Assigned task
Look through the listing below, find every line with the string "placeholder", and copy it.
** Data for this exercise follows **
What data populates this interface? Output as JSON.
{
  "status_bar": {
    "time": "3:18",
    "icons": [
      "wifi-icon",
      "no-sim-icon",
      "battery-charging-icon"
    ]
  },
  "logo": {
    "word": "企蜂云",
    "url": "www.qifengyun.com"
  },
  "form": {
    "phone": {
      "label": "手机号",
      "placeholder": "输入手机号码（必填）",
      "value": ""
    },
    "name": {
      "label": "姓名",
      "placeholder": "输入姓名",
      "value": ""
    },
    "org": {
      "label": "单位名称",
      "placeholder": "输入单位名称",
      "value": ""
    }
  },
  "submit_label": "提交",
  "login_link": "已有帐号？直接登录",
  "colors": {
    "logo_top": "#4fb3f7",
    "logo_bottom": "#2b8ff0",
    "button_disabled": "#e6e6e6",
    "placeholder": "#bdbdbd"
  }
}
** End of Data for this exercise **
Solution for this problem
      "placeholder": "输入手机号码（必填）",
      "placeholder": "输入姓名",
      "placeholder": "输入单位名称",
    "placeholder": "#bdbdbd"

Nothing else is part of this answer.